Copyright © 2013 Matthew Lee Smith et al. This is an open access article distributed under the Creative Commons Attribution License, which permits unrestricted use, distribution, and reproduction in any medium, provided the original work is properly cited.

Abstract

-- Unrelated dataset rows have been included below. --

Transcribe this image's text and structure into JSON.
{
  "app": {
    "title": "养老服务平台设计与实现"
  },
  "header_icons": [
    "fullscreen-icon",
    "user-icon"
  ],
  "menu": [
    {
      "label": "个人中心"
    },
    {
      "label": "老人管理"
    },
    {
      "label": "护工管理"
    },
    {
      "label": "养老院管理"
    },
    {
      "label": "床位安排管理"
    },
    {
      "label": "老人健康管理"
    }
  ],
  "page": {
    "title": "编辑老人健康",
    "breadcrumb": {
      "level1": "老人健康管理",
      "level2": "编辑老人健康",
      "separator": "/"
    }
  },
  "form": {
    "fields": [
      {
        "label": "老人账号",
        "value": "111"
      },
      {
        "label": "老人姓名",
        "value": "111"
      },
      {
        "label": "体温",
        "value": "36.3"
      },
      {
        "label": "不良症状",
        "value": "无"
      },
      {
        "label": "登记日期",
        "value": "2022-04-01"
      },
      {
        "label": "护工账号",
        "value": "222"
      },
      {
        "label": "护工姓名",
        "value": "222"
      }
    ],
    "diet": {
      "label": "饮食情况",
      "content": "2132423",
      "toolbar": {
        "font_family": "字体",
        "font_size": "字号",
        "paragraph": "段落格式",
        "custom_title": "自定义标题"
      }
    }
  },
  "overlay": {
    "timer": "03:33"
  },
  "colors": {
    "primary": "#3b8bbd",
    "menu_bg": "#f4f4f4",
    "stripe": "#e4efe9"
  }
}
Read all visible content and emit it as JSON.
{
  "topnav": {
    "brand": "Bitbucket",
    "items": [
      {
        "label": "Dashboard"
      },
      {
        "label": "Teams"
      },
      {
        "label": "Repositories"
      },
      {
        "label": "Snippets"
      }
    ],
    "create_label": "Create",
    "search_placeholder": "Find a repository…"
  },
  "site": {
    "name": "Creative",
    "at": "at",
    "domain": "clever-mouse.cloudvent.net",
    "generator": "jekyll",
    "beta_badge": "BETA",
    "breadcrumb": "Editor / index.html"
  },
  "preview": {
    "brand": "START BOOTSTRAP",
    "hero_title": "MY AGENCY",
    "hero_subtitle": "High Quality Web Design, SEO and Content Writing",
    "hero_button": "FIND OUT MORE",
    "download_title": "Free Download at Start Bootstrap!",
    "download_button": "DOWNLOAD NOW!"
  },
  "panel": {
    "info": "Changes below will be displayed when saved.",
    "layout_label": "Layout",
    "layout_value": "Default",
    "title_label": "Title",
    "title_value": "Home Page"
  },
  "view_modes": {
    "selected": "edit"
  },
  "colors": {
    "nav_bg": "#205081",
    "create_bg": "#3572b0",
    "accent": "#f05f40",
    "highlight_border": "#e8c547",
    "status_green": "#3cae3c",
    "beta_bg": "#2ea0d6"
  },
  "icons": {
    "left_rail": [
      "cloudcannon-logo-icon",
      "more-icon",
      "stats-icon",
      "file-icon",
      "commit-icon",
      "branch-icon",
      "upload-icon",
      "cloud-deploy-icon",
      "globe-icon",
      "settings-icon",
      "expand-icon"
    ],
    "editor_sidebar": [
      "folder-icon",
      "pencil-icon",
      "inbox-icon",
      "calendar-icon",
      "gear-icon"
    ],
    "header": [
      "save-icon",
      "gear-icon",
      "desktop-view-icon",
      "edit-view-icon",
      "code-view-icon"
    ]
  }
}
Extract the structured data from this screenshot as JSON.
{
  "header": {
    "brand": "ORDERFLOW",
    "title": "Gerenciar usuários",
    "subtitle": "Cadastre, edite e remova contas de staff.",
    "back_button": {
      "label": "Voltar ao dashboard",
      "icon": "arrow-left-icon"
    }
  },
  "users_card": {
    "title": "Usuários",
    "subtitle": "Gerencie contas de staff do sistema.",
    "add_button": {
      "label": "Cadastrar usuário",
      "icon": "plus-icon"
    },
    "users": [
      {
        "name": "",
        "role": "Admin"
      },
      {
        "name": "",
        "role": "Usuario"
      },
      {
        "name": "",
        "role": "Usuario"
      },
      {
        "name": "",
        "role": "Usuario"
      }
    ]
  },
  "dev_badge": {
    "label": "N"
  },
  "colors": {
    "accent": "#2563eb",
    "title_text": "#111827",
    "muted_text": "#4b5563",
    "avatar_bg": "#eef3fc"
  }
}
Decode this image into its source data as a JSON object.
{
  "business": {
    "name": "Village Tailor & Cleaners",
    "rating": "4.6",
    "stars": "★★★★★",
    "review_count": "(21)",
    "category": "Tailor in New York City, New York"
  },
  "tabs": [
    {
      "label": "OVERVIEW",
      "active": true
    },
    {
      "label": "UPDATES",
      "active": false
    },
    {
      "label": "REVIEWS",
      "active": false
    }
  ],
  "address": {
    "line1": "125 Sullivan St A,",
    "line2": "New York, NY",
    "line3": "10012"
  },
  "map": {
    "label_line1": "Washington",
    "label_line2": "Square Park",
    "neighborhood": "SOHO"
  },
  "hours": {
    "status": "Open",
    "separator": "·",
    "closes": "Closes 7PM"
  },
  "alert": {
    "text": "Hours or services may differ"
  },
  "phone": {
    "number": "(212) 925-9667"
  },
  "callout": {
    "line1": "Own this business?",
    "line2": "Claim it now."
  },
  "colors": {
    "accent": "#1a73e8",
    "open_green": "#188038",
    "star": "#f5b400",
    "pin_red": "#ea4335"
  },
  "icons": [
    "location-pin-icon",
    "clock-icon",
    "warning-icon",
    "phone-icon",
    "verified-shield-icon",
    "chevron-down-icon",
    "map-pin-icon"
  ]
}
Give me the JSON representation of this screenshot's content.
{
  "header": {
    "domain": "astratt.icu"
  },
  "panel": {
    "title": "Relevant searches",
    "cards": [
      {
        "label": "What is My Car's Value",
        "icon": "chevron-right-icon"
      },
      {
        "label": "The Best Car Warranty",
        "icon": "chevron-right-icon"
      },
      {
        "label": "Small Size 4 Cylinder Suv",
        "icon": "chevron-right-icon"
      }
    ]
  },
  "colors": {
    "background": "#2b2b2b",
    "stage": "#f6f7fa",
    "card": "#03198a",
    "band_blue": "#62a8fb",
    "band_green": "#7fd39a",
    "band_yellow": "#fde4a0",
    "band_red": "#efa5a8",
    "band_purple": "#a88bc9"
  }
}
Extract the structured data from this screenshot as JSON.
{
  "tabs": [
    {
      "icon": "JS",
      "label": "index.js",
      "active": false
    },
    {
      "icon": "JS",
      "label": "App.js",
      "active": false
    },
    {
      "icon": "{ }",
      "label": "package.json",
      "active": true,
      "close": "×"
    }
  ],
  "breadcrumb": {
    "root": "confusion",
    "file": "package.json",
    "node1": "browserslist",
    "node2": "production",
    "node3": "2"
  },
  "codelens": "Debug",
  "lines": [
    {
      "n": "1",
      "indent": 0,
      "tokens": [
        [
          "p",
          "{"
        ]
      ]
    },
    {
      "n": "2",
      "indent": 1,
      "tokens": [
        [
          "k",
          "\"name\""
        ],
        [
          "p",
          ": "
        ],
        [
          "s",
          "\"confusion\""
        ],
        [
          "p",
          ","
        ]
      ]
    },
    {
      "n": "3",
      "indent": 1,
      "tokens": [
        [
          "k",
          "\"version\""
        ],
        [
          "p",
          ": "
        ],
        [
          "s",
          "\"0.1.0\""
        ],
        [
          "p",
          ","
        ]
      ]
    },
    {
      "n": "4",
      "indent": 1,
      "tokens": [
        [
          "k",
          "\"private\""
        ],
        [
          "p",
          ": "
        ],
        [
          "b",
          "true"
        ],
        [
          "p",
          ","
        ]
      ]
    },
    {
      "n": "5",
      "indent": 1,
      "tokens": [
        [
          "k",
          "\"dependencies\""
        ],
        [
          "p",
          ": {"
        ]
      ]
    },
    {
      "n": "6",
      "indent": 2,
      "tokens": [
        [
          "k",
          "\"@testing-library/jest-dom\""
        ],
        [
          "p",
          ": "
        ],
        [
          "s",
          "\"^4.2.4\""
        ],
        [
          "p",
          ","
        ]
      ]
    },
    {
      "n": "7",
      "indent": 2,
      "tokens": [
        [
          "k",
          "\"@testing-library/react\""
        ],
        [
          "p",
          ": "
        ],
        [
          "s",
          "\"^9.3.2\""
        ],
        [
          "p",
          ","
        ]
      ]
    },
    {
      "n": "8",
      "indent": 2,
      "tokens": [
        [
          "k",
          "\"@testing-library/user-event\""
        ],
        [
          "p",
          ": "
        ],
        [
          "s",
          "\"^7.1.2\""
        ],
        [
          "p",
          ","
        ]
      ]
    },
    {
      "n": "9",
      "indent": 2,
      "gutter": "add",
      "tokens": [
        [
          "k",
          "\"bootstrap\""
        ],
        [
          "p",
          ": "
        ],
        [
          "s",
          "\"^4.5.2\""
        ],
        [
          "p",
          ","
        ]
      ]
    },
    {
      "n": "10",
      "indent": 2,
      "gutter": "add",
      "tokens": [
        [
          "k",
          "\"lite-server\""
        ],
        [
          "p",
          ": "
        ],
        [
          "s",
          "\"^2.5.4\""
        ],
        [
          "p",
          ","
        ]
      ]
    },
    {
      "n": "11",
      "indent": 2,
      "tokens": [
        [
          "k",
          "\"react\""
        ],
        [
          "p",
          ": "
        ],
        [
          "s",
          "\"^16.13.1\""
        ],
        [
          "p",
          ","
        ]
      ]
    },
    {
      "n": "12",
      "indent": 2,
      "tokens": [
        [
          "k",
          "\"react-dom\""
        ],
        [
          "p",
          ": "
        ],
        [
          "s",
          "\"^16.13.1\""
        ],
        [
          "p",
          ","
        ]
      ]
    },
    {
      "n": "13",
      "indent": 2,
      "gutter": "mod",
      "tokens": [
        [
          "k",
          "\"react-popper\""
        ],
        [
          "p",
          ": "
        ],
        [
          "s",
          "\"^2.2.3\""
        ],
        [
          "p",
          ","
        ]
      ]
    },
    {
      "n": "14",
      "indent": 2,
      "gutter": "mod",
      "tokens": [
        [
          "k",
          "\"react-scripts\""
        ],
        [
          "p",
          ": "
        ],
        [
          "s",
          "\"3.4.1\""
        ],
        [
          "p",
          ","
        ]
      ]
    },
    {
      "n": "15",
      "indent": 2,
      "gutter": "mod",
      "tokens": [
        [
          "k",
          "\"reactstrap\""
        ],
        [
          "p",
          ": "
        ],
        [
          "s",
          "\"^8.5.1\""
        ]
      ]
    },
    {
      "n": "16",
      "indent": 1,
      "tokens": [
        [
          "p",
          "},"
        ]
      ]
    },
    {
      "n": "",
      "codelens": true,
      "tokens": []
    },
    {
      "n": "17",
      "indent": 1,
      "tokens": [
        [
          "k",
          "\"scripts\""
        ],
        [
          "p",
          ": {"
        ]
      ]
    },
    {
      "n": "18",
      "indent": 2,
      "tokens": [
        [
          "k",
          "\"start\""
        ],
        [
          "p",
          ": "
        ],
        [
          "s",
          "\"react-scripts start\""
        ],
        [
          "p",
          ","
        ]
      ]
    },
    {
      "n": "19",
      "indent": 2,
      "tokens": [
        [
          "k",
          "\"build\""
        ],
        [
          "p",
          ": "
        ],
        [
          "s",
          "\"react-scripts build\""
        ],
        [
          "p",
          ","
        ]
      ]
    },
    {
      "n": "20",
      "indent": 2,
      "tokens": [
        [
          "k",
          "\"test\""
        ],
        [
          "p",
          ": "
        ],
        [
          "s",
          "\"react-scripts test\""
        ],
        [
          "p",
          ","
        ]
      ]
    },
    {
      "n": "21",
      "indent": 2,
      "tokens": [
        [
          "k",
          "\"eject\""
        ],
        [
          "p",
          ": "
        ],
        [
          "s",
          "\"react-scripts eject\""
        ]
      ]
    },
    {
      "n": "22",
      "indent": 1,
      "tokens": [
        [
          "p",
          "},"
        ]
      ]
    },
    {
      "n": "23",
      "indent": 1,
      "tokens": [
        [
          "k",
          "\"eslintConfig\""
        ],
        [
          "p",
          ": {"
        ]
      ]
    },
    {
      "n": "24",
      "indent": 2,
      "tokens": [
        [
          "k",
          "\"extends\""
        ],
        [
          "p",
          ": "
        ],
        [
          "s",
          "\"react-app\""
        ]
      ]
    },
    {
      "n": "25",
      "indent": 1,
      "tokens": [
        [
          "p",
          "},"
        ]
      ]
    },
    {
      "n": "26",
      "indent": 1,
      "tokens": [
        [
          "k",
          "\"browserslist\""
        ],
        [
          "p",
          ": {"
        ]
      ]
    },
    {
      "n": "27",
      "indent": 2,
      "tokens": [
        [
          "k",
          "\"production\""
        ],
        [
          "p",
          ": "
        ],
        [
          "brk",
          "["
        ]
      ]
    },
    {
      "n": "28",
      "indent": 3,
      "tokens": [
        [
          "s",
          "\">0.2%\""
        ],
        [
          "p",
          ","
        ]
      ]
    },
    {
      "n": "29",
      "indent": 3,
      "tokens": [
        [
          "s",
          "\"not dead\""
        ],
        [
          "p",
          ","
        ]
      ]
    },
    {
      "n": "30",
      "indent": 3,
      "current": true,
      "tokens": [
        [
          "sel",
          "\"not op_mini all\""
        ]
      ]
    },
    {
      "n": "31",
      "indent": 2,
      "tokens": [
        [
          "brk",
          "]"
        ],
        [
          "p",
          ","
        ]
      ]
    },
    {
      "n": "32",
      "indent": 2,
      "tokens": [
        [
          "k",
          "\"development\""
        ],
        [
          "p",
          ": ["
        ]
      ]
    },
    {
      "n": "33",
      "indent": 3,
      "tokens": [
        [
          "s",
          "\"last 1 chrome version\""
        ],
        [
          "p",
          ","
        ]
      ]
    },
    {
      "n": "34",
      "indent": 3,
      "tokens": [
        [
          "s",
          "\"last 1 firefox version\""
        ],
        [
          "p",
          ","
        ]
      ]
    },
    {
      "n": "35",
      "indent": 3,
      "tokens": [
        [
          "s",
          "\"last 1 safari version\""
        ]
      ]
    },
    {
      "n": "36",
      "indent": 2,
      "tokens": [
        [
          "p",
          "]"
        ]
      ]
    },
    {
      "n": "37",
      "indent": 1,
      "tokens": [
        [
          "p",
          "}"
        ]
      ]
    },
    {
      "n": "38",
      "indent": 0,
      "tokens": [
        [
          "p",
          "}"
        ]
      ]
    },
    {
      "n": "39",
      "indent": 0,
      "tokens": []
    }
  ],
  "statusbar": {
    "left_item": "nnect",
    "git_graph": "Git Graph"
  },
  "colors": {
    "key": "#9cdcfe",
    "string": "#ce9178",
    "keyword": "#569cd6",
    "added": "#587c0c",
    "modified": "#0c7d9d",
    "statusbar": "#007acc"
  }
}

Health disparities research in rural populations is based on several common taxonomies identified by geography and population density. However, little is known about the implications of different rurality definitions on public health outcomes. To help illuminate the meaning of different rural designations often used in research, service delivery, or policy reports, this study will (1) review the different definitions of rurality and their purposes; (2) identify the overlap of various rural designations in an eight-county Brazos Valley region in Central Texas; (3) describe participant characteristic profiles based on distances traveled to obtain healthcare services; and (4) examine common profile characteristics associated with each designation. Data were analyzed from a random sample from 1,958 Texas adults participating in a community assessment. K-means cluster analysis was used to identify natural groupings of individuals based on distance traveled to obtain three healthcare services: medical care, dental care, and prescription medication pick-up. Significant variation in cluster representation and resident characteristics was observed by rural designation. Given widely used taxonomies for designating areas as rural (or provider shortage) in health-related research, this study highlights differences that could influence research results and subsequent program and policy development based on rural designation.